The Constitution, when properly and contemporaneously, read, mandates, in its undeniable essence, that all people are equal, in rights and worth, irrespective of skin color, sex or gender, ethnos or origin. Unlike the reductive ignorance, unfortunately, prevailing in the gun issue, those who offend against these fundamental, keystone supports of our modern democracy, by contrast, presumably aware of the contemporary meaning of these basic principles; here, it is a problem of compliance.
Unhappily, the practice of bigotry appears to have irrational, psychological and emotional roots, and is communicated and taught; in some cases, even subtly and unwittingly by reactive, often nuanced but objectively, discernable behavior. For the latter reasons, such pathology may be difficult to prevent and cure. Its pernicious existence seems to be an enduring one, not directly relevant, to the proper contextual reading and understanding of the provisions of the Constitution, discussed above.
In past writings, we have expressed our personal views on the etiology of the pathology of bigotry. Our view is, that it is often an unintended, and later exacerbation of the very young child’s, instruction as to his societally, secure and personal identity, by (ultimately dangerous) lessons in “we” and “they.” Even taught in a fair and respectful manner, such differences will usually remain with the child, and possibly, later, lead to a dangerous transmogrification and demonization, of the “they.” We must construe our early teachings, and purpose our behavior, in the context of a one world family.

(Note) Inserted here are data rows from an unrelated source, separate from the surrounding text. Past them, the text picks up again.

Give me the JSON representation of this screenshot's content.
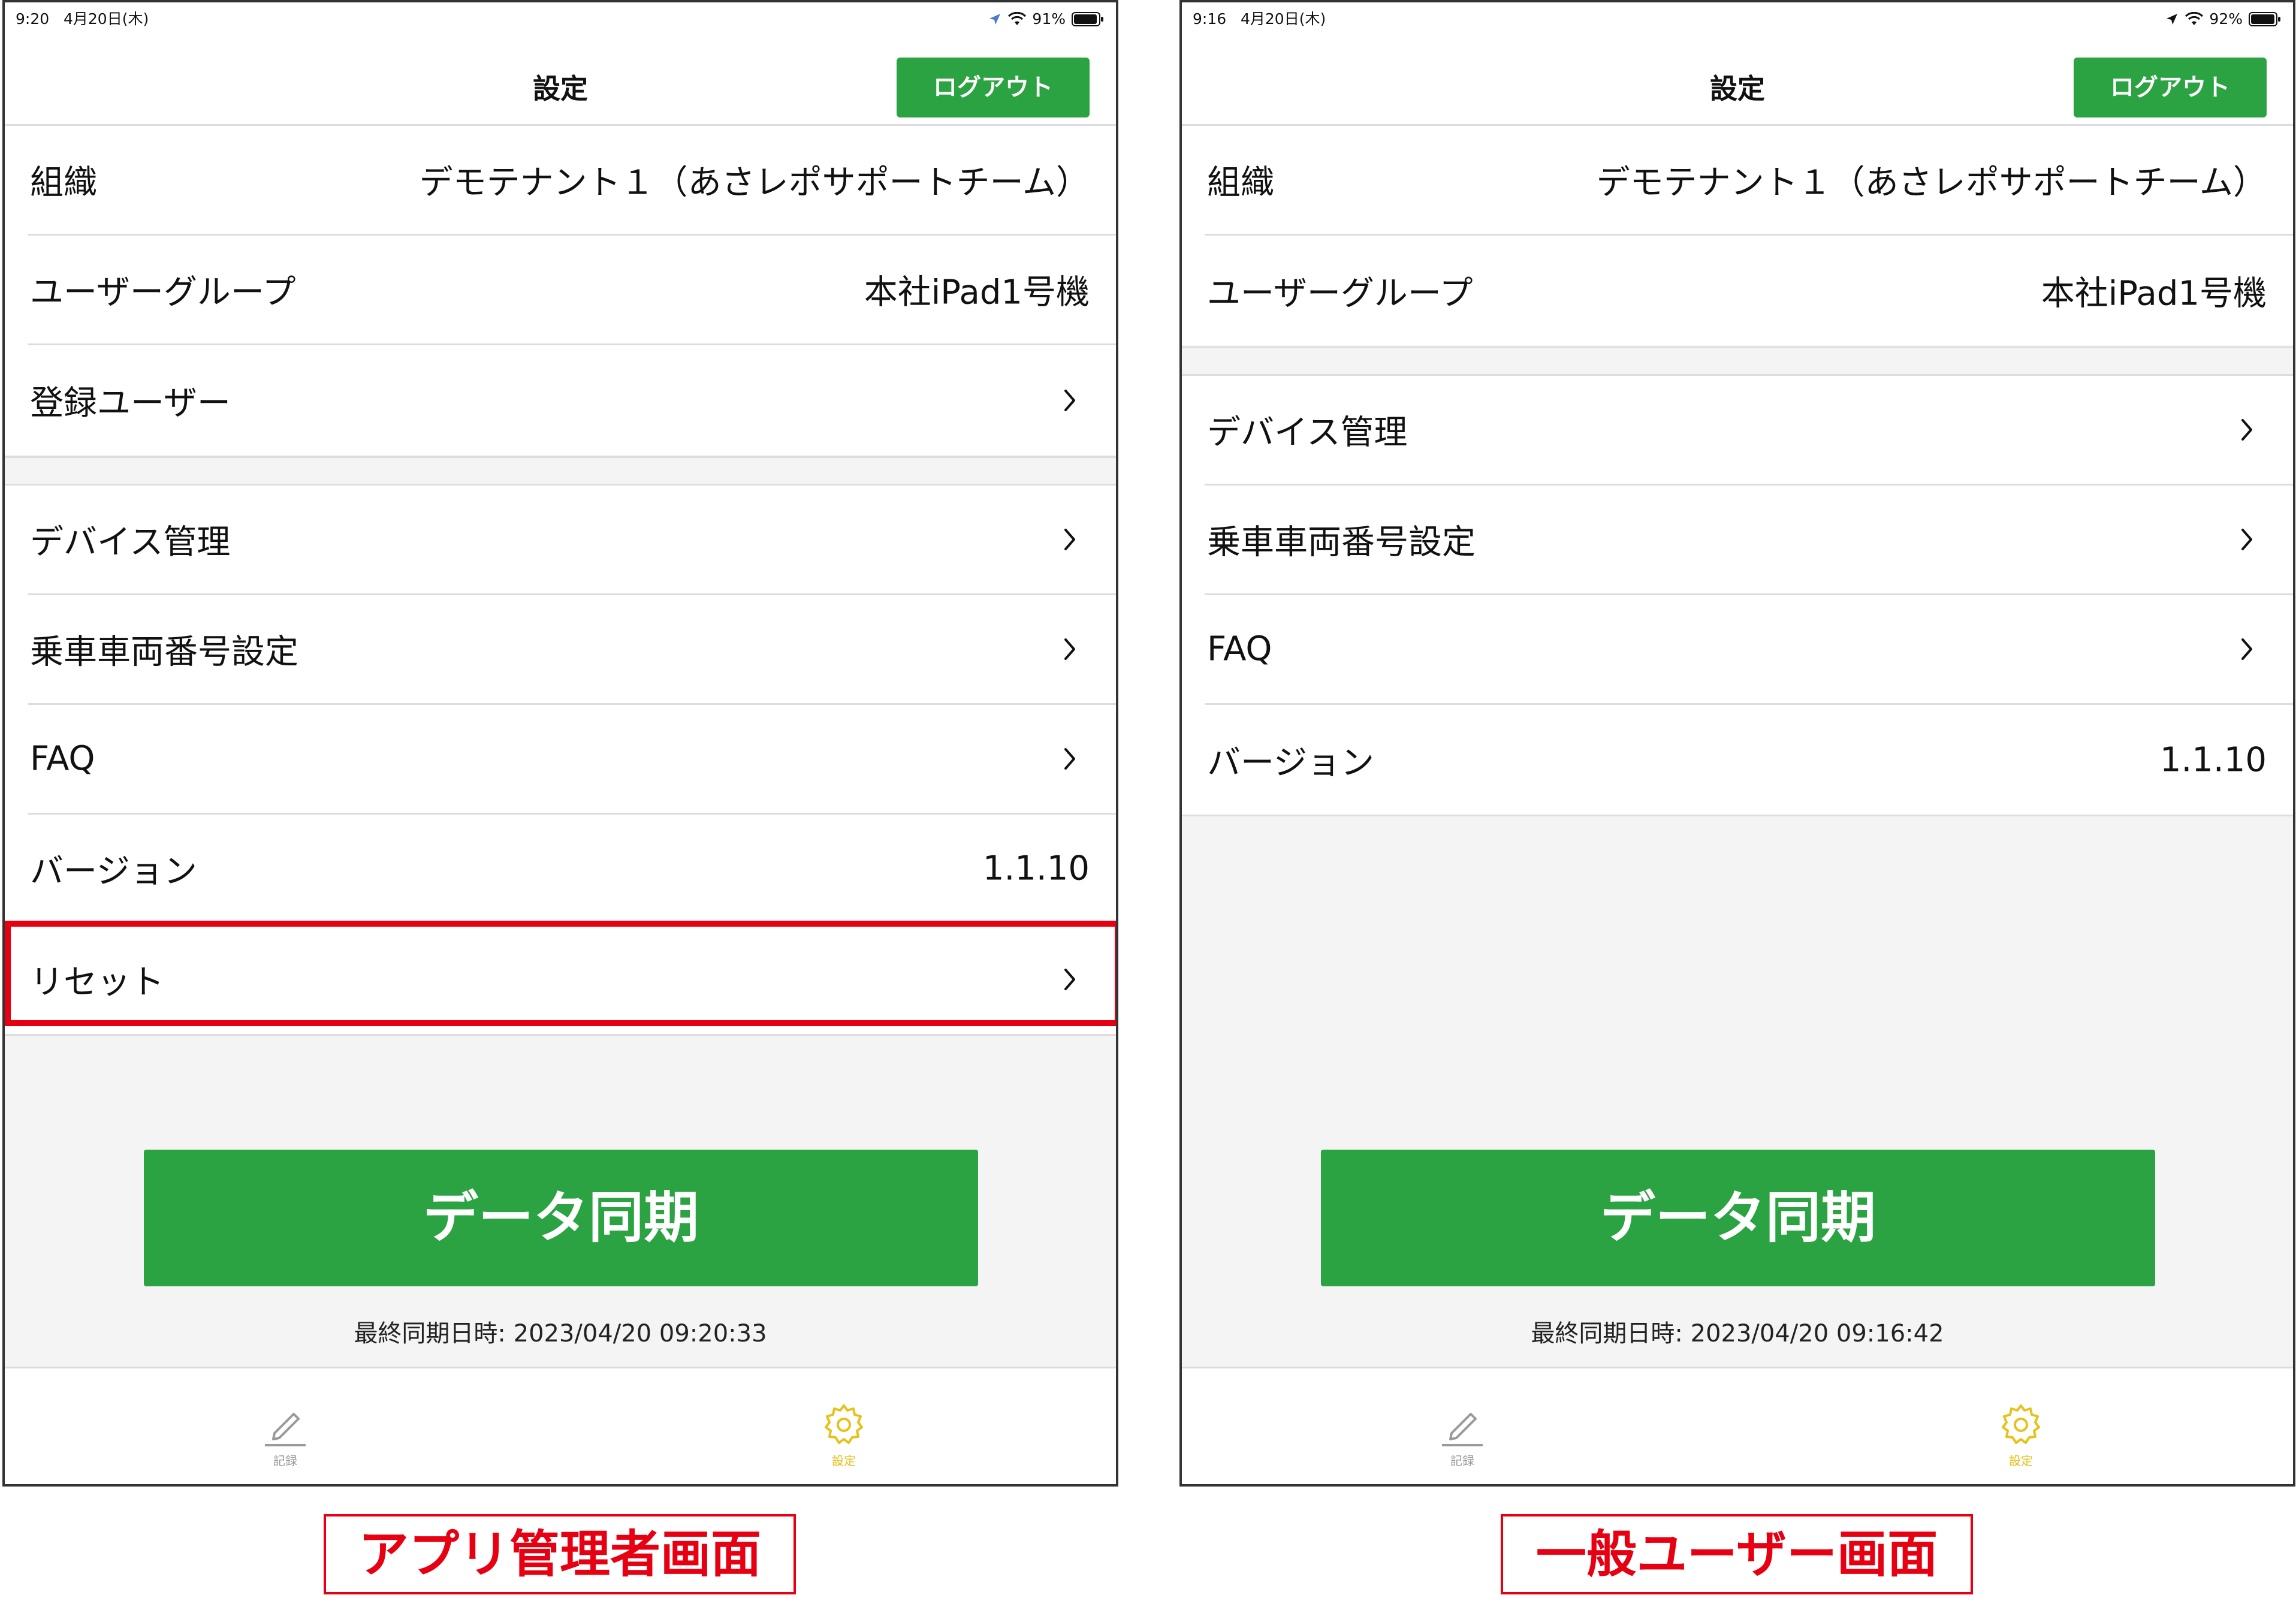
{
  "colors": {
    "accent_green": "#2ca342",
    "highlight_red": "#e60012",
    "tab_active": "#e6c21c",
    "tab_inactive": "#9a9a9a"
  },
  "admin": {
    "status": {
      "time": "9:20",
      "date": "4月20日(木)",
      "battery": "91%"
    },
    "nav": {
      "title": "設定",
      "logout": "ログアウト"
    },
    "rows": [
      {
        "label": "組織",
        "value": "デモテナント１（あさレポサポートチーム）"
      },
      {
        "label": "ユーザーグループ",
        "value": "本社iPad1号機"
      },
      {
        "label": "登録ユーザー"
      },
      {
        "label": "デバイス管理"
      },
      {
        "label": "乗車車両番号設定"
      },
      {
        "label": "FAQ"
      },
      {
        "label": "バージョン",
        "value": "1.1.10"
      },
      {
        "label": "リセット"
      }
    ],
    "sync": {
      "label": "データ同期",
      "last": "最終同期日時: 2023/04/20 09:20:33"
    },
    "tabs": {
      "record": "記録",
      "settings": "設定"
    },
    "caption": "アプリ管理者画面"
  },
  "user": {
    "status": {
      "time": "9:16",
      "date": "4月20日(木)",
      "battery": "92%"
    },
    "nav": {
      "title": "設定",
      "logout": "ログアウト"
    },
    "rows": [
      {
        "label": "組織",
        "value": "デモテナント１（あさレポサポートチーム）"
      },
      {
        "label": "ユーザーグループ",
        "value": "本社iPad1号機"
      },
      {
        "label": "デバイス管理"
      },
      {
        "label": "乗車車両番号設定"
      },
      {
        "label": "FAQ"
      },
      {
        "label": "バージョン",
        "value": "1.1.10"
      }
    ],
    "sync": {
      "label": "データ同期",
      "last": "最終同期日時: 2023/04/20 09:16:42"
    },
    "tabs": {
      "record": "記録",
      "settings": "設定"
    },
    "caption": "一般ユーザー画面"
  }
}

In a past writing, we have created a fictional (but, realistic), anecdote, to illustrate the difficulty of unlearning those early childhood lessons: a young, attractive, white, well-educated woman is walking her five- year -old daughter to school. A supporter of liberal causes, this white mother is also an outspoken supporter of Civil Rights, donating regularly to the local chapter of the NAACP, and at times, vocally participating, in peaceful protest demonstrations regarding police brutality against innocent black Americans. Approaching them is another young, attractive, well- educated mother and her young school daughter, both black. The parents are familiar friends and the daughters are close buddies in the same class, at school. The mothers, as usual, exchange warm smiles and greetings; yet at the first notice of the black mother and her child, the white young child feels a subtle, (probably, involuntary, and reflexive) cautionary squeeze of her hand. Life’s early inoculation of “them,” is difficult to eradicate, even by later ardent resolve.

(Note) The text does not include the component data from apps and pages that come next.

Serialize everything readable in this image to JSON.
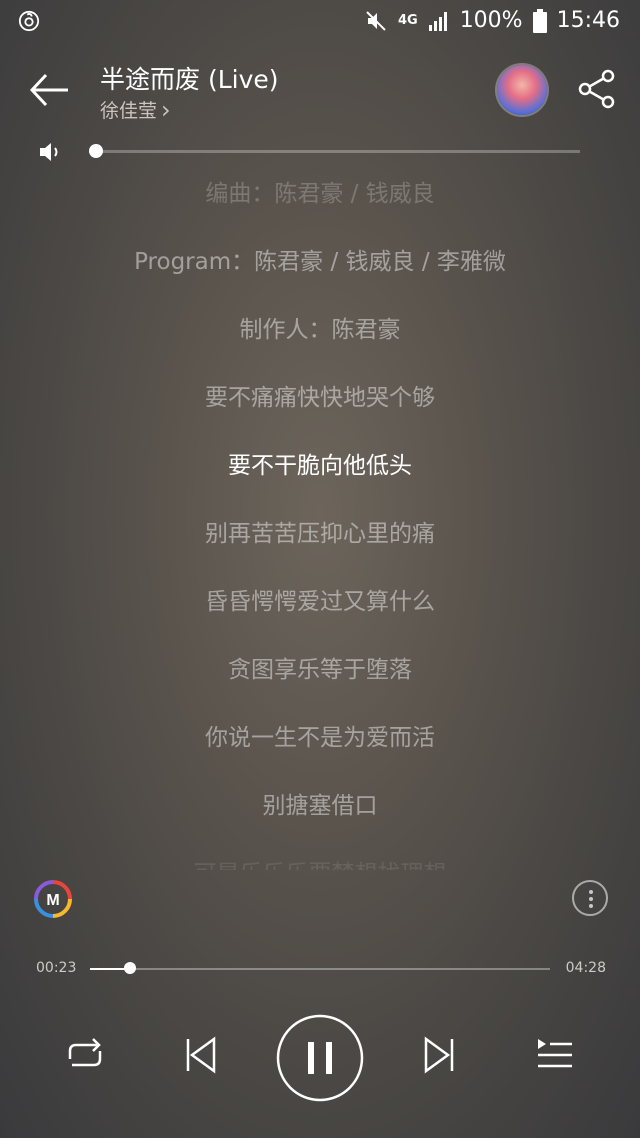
{
  "status_bar": {
    "network": "4G",
    "battery": "100%",
    "time": "15:46"
  },
  "header": {
    "title": "半途而废 (Live)",
    "artist": "徐佳莹",
    "artist_chevron": "›"
  },
  "lyrics": [
    "编曲：陈君豪 / 钱威良",
    "Program：陈君豪 / 钱威良 / 李雅微",
    "制作人：陈君豪",
    "要不痛痛快快地哭个够",
    "要不干脆向他低头",
    "别再苦苦压抑心里的痛",
    "昏昏愕愕爱过又算什么",
    "贪图享乐等于堕落",
    "你说一生不是为爱而活",
    "别搪塞借口",
    "可是乐乐乐要梦想找理想"
  ],
  "current_lyric_index": 4,
  "progress": {
    "current_time": "00:23",
    "total_time": "04:28",
    "fraction": 0.086
  },
  "volume": {
    "fraction": 0.0
  },
  "icons": {
    "app_logo": "netease-music-icon",
    "mute": "mute-icon",
    "back": "back-arrow-icon",
    "share": "share-icon",
    "volume": "volume-icon",
    "m_logo": "m-logo-icon",
    "more": "more-vertical-icon",
    "repeat": "repeat-icon",
    "prev": "previous-icon",
    "pause": "pause-icon",
    "next": "next-icon",
    "playlist": "playlist-icon"
  }
}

All Americans must endeavor to respect the universal rights, contained in the U.S. Constitution, usefully and relevantly, in their evolving, contemporaneous context. To eliminate prejudice, our early teachings of identity to our children must also be contextual, and eternally within the communal construct, of a One World of all of mankind.